ABSTRACT: The interest around automated fact-checking has increased as misinformation has become a major problem online. A typical pipeline for an automated fact-checking system consists of four steps: (1) detecting check-worthy claims, (2) retrieving relevant documents, (3) selecting most relevant snippets for the claim and (4) predicting the veracity of the claim. In this talk, I will talk about the use of state-of-the-art deep neural networks such as LSTMs and Transformer architectures for these steps. Specifically, how deep hierarchical attention networks can be used for predicting the veracity of the claims and how to use the attention weights to extract the evidence for the claims. In addition, I will also talk about how to do check-worthy claim detection using Transformer models.

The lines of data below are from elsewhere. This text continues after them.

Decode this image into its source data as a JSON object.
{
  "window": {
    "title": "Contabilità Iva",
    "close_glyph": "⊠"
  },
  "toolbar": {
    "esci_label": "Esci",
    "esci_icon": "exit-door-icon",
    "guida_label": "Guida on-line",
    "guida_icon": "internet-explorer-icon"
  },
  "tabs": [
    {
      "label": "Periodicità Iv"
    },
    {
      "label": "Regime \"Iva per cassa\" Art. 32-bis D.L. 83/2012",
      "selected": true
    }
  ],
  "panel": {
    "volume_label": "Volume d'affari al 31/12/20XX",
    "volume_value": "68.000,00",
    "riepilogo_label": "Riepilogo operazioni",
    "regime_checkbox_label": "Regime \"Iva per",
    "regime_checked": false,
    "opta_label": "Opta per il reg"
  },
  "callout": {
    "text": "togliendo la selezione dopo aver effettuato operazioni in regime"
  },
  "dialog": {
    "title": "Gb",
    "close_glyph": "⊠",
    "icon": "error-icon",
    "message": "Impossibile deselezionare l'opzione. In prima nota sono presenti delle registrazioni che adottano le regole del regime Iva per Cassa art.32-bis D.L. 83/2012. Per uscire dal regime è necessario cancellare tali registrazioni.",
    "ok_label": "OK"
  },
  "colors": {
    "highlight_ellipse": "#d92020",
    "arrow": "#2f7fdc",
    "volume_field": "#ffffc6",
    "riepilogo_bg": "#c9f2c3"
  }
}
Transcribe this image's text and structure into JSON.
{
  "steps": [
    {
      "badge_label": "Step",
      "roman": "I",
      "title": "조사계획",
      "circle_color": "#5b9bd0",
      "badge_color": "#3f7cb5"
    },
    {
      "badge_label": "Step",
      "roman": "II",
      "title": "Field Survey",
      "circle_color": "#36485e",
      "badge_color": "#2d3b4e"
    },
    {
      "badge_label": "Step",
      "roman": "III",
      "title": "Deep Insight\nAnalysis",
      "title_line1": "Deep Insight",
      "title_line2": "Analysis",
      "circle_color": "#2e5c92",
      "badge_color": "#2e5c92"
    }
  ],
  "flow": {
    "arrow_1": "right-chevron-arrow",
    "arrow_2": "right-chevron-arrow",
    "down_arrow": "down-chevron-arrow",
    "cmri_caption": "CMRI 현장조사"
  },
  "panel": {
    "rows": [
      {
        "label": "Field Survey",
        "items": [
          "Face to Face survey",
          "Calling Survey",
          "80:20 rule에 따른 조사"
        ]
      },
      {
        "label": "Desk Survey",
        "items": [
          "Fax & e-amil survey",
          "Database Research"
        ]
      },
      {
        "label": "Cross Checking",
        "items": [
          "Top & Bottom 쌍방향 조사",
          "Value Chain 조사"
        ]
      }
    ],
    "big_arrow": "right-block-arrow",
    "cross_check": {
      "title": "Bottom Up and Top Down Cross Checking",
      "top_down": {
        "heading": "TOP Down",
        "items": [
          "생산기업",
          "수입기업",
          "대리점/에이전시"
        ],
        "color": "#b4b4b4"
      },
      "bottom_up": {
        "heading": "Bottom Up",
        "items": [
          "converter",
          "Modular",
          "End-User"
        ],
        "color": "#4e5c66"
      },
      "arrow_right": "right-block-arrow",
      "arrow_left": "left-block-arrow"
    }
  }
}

Using several benchmarks from political debates and manual fact checking websites such as Politifact and Snopes, we show that these models outperform strong baselines. I will also summarize the state-of-the-art research within the areas of automated fact-checking and conclude with a set of challenges and problems remaining in this area.
ABSTRACT: This seminar will introduce JECT.AI, a new digital product for newsrooms that has emerged from previous research and development work. The use of AI technologies in newsrooms remains contentious. Therefore, the JECT.AI developers worked closely with journalists to design a product that augments the existing capabilities of journalists, and ensures that journalists direct the product’s use. The seminar will demonstrate a series of JECT.AI features in the context of newsroom activities, to reveal how the product augments rather than inhibit how journalists work, and can enable newsrooms to operate more effectively.
MediaFutures is pleased to announce that Leo Leppänen, who is a computer science doctoral student at the Discovery Research Group of University of Helsinki, Finland will be giving a seminar on the topic of natural language generation. Welcome to all! TITLE: Natural Language Generation, Automated Journalism and Finding the Middle Road WHEN: Friday, 24 September […]
Carl-Gustav Lindén, Associate Professor in Data Journalism at the University of Bergen, will give a talk to the MediaFutures community on 15 October at 12:00 about the new project titled "Nordis - The Nordic Observatory for Digital Media and Information Disorder". The Nordis project is funded by the European Commission for a duration of two […]